The layoffs come as a cost-saving and restructuring measure, according to the company. While the company emphasised the pandemic as a cause for the layoffs, Activision Blizzard has laid off more than 800 employees over the last two years despite bringing in massive profits and offering CEO payouts.
Last year, Activision Blizzard, which runs the Call of Duty and Overwatch leagues, pivoted from live travelling events known as “homestands” to a purely online format.
“We learned a lot last year in terms of how the leagues can be structured for online play, and we’ll look to carry forward the best practices from that,” Tony Petitti, Activision Blizzard’s president of sports and entertainment, told Sports Business Journal.
The Overwatch League’s inaugural season started in 2018 and featured live games held at the Blizzard Arena in Burbank, California. Though the first two years of the League were held in a single location, the goal of the Overwatch League was always to bring games to fans in their hometowns.
“When we launched the league, we divided the teams into Atlantic and Pacific Divisions to prepare for this evolution,” the Overwatch League said in a blog announcing the new League format in 2019. When the Call of Duty League began in 2020, it adopted a similar live event model. Yet, both Leagues, in response to the growing coronavirus pandemic, cancelled in-person events last year and switched to an online format.

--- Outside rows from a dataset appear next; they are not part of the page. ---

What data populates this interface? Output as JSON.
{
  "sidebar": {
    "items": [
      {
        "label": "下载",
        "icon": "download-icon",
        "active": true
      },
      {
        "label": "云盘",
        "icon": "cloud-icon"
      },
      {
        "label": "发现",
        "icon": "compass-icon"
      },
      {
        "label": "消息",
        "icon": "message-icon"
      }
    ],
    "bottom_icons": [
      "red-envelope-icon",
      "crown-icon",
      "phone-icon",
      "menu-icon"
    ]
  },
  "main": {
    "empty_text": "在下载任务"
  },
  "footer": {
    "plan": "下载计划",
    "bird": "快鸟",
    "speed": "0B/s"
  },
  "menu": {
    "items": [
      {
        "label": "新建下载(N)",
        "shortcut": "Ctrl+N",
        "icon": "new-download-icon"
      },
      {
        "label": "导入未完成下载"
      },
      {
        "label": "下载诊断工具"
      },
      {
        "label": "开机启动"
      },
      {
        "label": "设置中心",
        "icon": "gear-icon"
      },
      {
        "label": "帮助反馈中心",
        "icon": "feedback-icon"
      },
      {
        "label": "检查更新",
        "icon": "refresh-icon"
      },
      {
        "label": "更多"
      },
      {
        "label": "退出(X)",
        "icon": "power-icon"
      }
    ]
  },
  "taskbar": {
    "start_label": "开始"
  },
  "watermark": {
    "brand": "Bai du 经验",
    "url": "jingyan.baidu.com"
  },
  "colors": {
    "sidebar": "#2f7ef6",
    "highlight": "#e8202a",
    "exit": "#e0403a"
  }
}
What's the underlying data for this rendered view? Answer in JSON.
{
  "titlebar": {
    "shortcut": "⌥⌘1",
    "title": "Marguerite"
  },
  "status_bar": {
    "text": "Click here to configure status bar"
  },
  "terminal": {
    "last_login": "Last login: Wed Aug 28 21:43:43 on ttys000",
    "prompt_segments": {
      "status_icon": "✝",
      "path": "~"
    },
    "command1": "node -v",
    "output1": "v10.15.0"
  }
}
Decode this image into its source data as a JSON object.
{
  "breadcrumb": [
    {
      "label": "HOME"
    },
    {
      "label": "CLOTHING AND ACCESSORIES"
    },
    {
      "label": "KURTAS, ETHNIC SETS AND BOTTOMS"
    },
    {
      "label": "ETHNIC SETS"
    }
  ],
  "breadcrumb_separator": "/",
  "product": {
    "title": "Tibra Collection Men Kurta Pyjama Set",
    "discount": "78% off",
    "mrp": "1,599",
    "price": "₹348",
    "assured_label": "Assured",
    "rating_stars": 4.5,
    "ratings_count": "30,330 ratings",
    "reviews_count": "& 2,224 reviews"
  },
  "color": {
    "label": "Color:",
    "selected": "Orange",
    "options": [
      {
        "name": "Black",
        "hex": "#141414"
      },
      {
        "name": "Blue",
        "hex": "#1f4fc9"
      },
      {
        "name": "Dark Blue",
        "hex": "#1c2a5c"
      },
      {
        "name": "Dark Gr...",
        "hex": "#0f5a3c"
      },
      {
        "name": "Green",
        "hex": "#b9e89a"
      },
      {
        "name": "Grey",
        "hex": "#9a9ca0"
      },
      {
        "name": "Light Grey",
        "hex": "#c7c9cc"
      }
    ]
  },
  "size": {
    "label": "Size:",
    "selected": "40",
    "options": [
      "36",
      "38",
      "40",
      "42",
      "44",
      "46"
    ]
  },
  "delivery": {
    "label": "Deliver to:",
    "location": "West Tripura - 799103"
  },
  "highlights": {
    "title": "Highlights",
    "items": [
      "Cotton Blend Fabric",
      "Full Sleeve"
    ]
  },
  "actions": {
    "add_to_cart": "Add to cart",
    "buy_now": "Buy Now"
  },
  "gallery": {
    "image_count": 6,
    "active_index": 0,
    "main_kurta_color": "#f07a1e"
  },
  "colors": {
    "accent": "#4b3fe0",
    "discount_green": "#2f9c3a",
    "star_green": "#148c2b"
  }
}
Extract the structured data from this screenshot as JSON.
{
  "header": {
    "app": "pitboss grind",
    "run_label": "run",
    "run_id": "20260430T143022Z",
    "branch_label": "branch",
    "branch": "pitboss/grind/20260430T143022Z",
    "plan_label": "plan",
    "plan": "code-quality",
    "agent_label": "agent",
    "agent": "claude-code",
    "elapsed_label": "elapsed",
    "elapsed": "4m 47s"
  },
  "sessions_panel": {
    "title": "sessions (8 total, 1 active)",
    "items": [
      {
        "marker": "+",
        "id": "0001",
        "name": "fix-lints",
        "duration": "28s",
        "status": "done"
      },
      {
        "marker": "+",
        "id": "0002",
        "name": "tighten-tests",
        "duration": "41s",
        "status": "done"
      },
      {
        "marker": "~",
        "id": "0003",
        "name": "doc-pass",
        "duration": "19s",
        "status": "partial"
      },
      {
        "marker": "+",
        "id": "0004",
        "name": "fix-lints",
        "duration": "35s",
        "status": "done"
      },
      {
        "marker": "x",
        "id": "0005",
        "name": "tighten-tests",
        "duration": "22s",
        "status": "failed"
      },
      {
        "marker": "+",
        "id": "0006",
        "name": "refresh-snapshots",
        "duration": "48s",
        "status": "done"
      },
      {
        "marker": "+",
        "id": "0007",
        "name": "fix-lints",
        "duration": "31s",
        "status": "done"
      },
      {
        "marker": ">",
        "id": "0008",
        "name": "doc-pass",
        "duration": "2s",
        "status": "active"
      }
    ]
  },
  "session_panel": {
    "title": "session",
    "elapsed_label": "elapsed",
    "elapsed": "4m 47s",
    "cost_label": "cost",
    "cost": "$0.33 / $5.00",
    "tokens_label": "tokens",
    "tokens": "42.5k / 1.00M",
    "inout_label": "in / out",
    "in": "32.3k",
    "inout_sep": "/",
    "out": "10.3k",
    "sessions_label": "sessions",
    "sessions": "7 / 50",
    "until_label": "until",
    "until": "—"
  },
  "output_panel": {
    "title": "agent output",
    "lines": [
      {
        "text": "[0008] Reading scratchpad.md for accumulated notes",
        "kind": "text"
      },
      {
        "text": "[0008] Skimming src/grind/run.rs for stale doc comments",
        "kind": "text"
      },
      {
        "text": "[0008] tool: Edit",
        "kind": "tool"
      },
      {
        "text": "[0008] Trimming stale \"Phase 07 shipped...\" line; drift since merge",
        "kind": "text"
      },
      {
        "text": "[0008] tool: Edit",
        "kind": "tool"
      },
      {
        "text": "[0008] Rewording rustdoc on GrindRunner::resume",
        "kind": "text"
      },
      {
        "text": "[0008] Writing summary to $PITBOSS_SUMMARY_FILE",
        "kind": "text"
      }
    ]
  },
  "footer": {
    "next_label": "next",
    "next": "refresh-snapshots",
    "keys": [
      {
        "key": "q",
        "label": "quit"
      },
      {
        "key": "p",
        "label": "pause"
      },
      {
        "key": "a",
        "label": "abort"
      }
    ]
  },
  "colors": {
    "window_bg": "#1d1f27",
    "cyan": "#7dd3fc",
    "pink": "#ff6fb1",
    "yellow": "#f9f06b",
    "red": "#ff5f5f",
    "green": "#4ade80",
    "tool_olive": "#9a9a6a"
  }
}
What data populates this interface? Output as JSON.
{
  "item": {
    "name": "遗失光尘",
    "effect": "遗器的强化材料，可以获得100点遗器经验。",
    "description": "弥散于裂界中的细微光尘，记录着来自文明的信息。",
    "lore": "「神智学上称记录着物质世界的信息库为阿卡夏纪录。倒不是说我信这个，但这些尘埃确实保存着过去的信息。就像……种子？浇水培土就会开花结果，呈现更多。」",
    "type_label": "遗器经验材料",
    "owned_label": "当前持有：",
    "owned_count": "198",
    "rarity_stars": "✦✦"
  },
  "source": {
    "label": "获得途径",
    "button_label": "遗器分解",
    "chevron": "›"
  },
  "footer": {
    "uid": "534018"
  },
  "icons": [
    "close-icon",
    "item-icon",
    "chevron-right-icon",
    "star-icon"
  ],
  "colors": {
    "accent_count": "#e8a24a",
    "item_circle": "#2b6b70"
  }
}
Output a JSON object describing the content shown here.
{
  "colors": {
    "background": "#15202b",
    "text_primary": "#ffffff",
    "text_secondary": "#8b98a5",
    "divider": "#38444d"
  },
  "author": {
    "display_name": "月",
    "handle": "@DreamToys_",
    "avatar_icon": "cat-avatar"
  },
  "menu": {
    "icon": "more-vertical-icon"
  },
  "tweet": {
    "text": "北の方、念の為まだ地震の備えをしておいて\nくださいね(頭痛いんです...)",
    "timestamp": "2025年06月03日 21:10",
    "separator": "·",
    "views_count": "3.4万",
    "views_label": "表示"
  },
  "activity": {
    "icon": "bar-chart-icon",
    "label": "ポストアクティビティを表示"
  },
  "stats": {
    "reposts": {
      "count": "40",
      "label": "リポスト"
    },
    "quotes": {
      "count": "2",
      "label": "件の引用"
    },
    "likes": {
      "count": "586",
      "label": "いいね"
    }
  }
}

That structure continues for the Call of Duty League, which resumed in February, and for the Overwatch League, which will resume on April 23.
Petitti indicated that the layoffs and restructuring does not spell the end for all live events but was not clear on how these Leagues will look beyond 2021. When asked for comment, a Blizzard spokesperson told Kotaku in an email, “There are no planned changes to the Overwatch League model.”
Whether that means the League has no plans to change its current online model or the former in-person model — once widespread vaccination makes that safe — is unclear.